Search the records for lines with the word "this" and copy each match.

[Given entries — start]

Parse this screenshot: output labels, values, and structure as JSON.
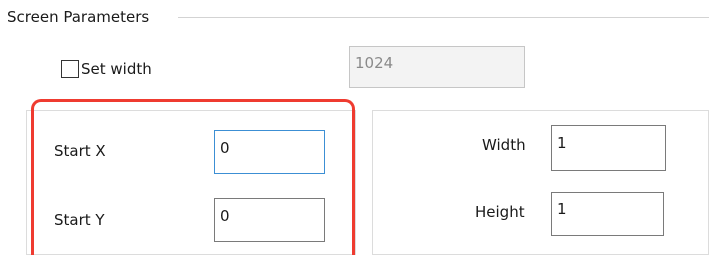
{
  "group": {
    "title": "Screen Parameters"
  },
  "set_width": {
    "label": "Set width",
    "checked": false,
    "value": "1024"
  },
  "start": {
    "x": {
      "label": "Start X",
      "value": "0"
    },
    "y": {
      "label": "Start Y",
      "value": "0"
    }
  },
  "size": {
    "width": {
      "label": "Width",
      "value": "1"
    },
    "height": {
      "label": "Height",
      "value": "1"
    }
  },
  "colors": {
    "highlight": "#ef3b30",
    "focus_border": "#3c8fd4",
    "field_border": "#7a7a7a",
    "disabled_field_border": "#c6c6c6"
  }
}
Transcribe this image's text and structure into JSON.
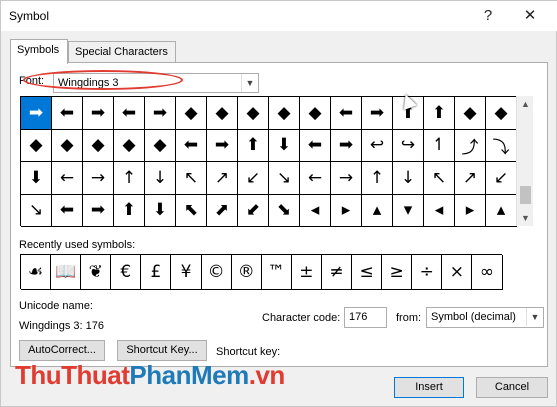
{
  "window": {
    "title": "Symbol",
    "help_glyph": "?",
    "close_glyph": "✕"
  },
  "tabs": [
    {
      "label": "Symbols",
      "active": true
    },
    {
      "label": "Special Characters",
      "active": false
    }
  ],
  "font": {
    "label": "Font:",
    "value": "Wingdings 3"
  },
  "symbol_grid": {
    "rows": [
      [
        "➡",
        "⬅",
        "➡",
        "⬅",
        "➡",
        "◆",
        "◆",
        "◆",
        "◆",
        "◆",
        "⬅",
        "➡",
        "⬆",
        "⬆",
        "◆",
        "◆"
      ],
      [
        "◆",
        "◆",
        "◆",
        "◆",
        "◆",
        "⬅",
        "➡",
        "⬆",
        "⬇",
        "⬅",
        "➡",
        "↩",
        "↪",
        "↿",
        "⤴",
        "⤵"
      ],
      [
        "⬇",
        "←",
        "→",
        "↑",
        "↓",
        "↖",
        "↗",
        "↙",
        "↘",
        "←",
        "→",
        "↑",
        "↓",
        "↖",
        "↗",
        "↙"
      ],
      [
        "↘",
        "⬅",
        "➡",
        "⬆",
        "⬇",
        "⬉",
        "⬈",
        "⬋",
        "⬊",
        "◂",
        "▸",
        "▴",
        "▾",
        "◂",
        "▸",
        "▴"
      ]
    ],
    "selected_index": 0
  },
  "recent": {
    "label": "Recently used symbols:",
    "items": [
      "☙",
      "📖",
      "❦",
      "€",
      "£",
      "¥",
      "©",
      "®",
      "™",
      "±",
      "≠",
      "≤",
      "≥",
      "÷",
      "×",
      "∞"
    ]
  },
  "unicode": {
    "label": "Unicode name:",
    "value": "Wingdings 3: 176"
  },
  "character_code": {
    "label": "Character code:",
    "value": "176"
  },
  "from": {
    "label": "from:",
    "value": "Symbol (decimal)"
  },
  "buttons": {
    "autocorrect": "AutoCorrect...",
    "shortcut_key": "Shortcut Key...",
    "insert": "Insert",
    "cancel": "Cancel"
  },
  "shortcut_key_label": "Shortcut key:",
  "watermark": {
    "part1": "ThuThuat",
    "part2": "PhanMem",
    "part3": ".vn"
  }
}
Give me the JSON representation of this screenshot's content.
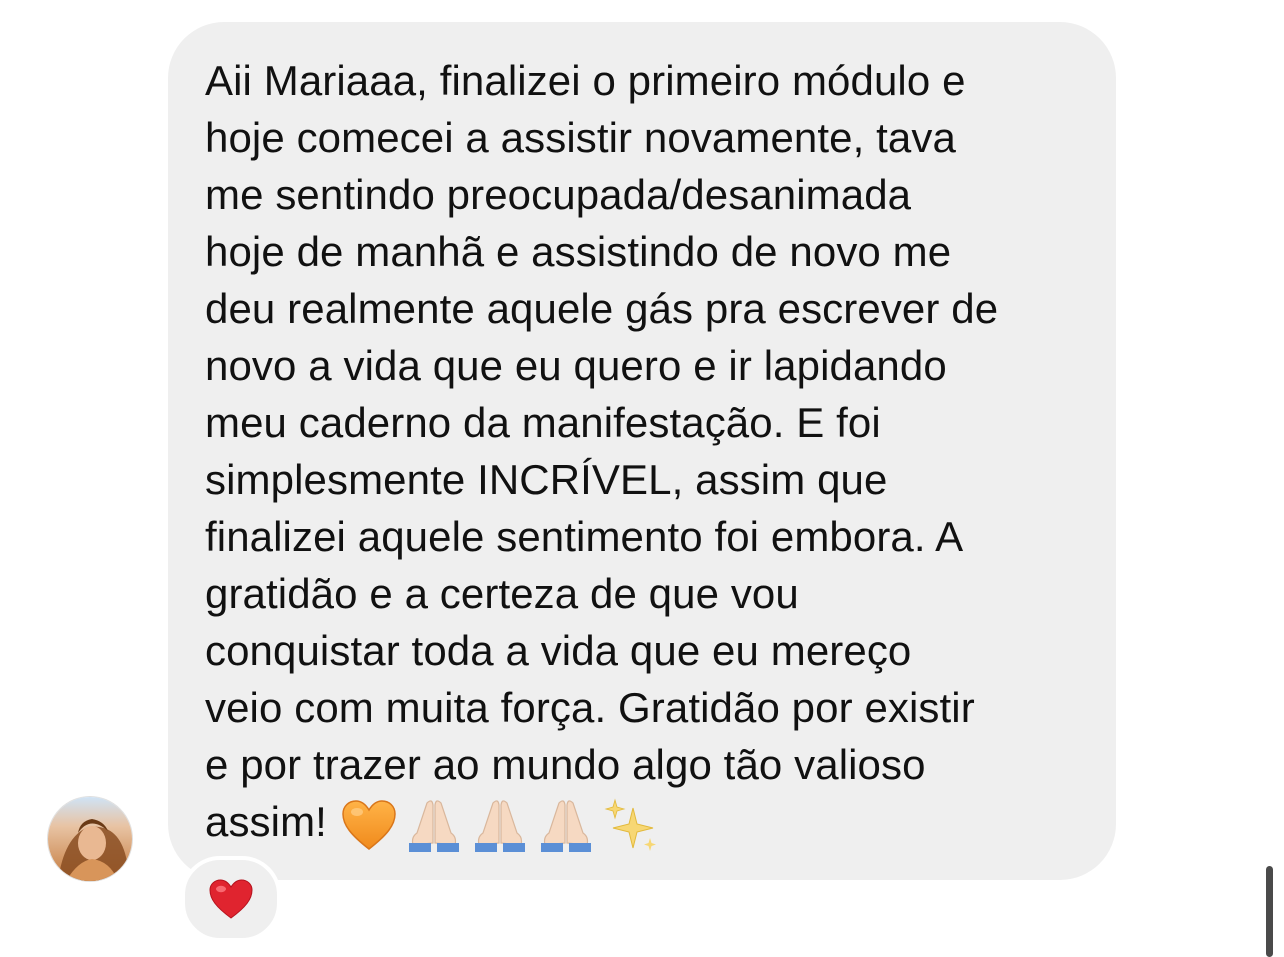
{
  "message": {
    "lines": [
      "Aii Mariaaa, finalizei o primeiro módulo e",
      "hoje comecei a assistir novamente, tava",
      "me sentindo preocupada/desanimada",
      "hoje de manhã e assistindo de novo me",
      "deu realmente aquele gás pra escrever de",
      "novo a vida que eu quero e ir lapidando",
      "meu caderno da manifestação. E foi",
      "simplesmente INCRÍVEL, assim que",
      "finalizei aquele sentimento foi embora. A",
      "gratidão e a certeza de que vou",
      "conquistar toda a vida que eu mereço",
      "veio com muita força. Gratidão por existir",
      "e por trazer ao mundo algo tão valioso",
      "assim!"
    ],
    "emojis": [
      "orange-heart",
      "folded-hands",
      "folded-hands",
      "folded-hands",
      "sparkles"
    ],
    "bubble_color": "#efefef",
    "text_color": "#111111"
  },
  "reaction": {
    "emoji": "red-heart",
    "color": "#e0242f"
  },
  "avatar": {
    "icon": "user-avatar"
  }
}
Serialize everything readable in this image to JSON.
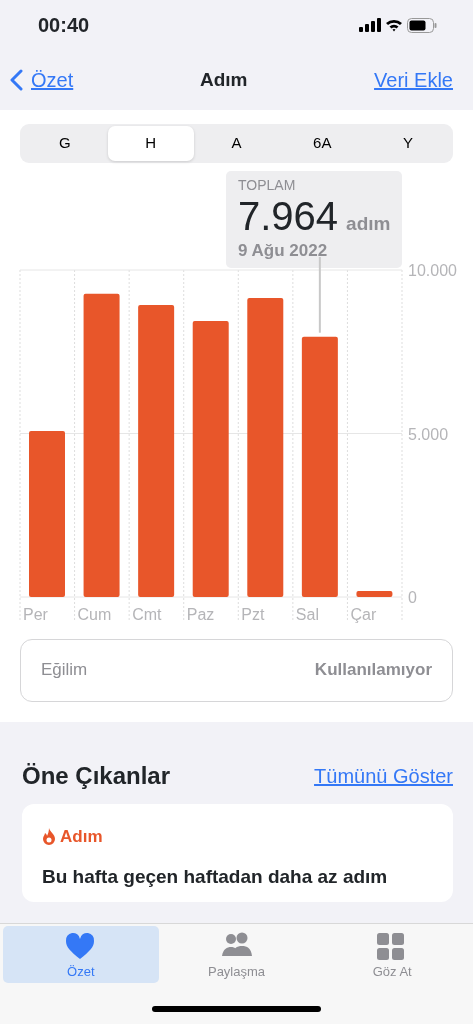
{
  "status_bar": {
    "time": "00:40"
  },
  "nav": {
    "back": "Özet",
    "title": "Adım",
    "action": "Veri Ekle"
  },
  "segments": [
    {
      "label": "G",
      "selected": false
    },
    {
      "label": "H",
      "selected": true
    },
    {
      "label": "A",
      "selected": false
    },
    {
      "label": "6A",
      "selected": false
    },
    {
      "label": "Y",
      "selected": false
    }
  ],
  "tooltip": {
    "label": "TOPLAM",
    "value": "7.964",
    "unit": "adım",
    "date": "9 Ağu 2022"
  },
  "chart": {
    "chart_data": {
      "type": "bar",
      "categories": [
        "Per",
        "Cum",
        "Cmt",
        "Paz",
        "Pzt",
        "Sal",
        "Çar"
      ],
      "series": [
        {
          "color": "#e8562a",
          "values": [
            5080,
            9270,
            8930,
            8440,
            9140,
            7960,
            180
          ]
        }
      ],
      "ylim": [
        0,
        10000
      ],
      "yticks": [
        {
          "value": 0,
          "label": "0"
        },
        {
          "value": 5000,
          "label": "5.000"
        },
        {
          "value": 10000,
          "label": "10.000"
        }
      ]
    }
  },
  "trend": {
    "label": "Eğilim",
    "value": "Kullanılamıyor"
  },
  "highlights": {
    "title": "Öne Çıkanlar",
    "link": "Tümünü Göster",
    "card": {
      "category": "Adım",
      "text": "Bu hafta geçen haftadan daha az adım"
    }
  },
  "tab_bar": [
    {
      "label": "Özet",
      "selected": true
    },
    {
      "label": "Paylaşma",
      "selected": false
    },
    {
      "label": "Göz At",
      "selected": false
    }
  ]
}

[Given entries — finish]

Task output:
Parse this screenshot: output labels, values, and structure as JSON.
Transcribe this image's text and structure into JSON.
Give me the JSON representation of this screenshot's content.
Serialize everything readable in this image to JSON.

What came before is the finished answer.